  12. ^ D. M. Monahan; L. Whaley-Mayda; A. Ishizaki; G. R. Fleming (2015). "Influence of weak vibrational-electronic couplings on 2D electronic spectra and inter-site coherence in weakly coupled photosynthetic complexes". J. Chem. Phys. 143 (6): 065101. Bibcode:2015JChPh.143f5101M. doi:10.1063/1.4928068. OSTI 1407273. PMID 26277167.
  13. ^ "Scholes Group Research". Archived from the original on 2018-09-30. Retrieved 2010-03-23.
  14. ^ Gregory D. Scholes (7 January 2010), "Quantum-coherent electronic energy transfer: Did Nature think of it first?", Journal of Physical Chemistry Letters, 1 (1): 2–8, doi:10.1021/jz900062f
  15. ^ Elisabetta Collini; Cathy Y. Wong; Krystyna E. Wilk; Paul M. G. Curmi; Paul Brumer; Gregory D. Scholes (4 February 2010), "Coherently wired light-harvesting in photosynthetic marine algae at ambient temperature", Nature, 463 (7281): 644–7, Bibcode:2010Natur.463..644C, doi:10.1038/nature08811, PMID 20130647, S2CID 4369439
  16. ^ Podsiadlowski 2004[citation not found]
  17. ^ Guetta 2006[citation not found]
  18. ^ Thorsett 1995[citation not found]
  19. ^ Melott 2004[citation not found]
  20. ^ Wanjek 2005[citation not found]

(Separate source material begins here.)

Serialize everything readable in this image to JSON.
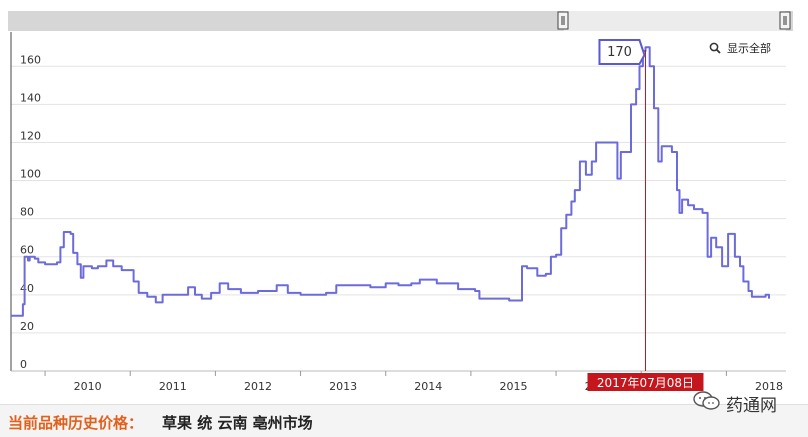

  21. ^ Stanek 2006[citation not found]
  22. ^ Ejzak 2007[citation not found]